- EXERCISE OBJECTIVE -
Without skipping anything, write out each record below exactly.

= Beginning of Section =

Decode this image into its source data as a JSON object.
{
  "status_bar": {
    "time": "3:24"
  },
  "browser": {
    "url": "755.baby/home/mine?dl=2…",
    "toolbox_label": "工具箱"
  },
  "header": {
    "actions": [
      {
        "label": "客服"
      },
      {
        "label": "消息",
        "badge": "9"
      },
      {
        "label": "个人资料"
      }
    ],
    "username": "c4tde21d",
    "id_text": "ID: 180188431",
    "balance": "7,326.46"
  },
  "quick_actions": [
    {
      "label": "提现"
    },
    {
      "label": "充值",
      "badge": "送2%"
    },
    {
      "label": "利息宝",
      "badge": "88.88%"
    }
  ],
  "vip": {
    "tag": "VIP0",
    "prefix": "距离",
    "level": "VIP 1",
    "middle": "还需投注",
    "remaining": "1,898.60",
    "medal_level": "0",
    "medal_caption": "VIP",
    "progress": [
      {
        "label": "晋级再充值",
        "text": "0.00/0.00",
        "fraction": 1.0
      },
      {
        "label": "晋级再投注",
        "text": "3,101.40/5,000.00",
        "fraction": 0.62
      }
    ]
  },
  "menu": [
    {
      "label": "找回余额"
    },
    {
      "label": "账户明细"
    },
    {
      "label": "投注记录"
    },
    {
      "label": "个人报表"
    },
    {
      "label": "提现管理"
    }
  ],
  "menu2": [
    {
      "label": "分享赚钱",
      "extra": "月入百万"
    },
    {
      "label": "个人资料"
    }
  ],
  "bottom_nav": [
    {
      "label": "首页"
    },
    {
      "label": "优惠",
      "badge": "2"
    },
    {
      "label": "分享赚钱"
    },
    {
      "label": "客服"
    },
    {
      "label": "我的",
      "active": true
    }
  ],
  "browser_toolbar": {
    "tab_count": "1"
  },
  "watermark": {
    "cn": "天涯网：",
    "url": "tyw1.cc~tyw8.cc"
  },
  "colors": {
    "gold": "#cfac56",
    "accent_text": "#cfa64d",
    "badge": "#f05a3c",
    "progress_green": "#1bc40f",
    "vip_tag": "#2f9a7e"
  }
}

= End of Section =

- YOUR SOLUTION -
Decode this image into its source data as a JSON object.
{
  "status_bar": {
    "time": "3:24"
  },
  "browser": {
    "url": "755.baby/home/mine?dl=2…",
    "toolbox_label": "工具箱"
  },
  "header": {
    "actions": [
      {
        "label": "客服"
      },
      {
        "label": "消息",
        "badge": "9"
      },
      {
        "label": "个人资料"
      }
    ],
    "username": "c4tde21d",
    "id_text": "ID: 180188431",
    "balance": "7,326.46"
  },
  "quick_actions": [
    {
      "label": "提现"
    },
    {
      "label": "充值",
      "badge": "送2%"
    },
    {
      "label": "利息宝",
      "badge": "88.88%"
    }
  ],
  "vip": {
    "tag": "VIP0",
    "prefix": "距离",
    "level": "VIP 1",
    "middle": "还需投注",
    "remaining": "1,898.60",
    "medal_level": "0",
    "medal_caption": "VIP",
    "progress": [
      {
        "label": "晋级再充值",
        "text": "0.00/0.00",
        "fraction": 1.0
      },
      {
        "label": "晋级再投注",
        "text": "3,101.40/5,000.00",
        "fraction": 0.62
      }
    ]
  },
  "menu": [
    {
      "label": "找回余额"
    },
    {
      "label": "账户明细"
    },
    {
      "label": "投注记录"
    },
    {
      "label": "个人报表"
    },
    {
      "label": "提现管理"
    }
  ],
  "menu2": [
    {
      "label": "分享赚钱",
      "extra": "月入百万"
    },
    {
      "label": "个人资料"
    }
  ],
  "bottom_nav": [
    {
      "label": "首页"
    },
    {
      "label": "优惠",
      "badge": "2"
    },
    {
      "label": "分享赚钱"
    },
    {
      "label": "客服"
    },
    {
      "label": "我的",
      "active": true
    }
  ],
  "browser_toolbar": {
    "tab_count": "1"
  },
  "watermark": {
    "cn": "天涯网：",
    "url": "tyw1.cc~tyw8.cc"
  },
  "colors": {
    "gold": "#cfac56",
    "accent_text": "#cfa64d",
    "badge": "#f05a3c",
    "progress_green": "#1bc40f",
    "vip_tag": "#2f9a7e"
  }
}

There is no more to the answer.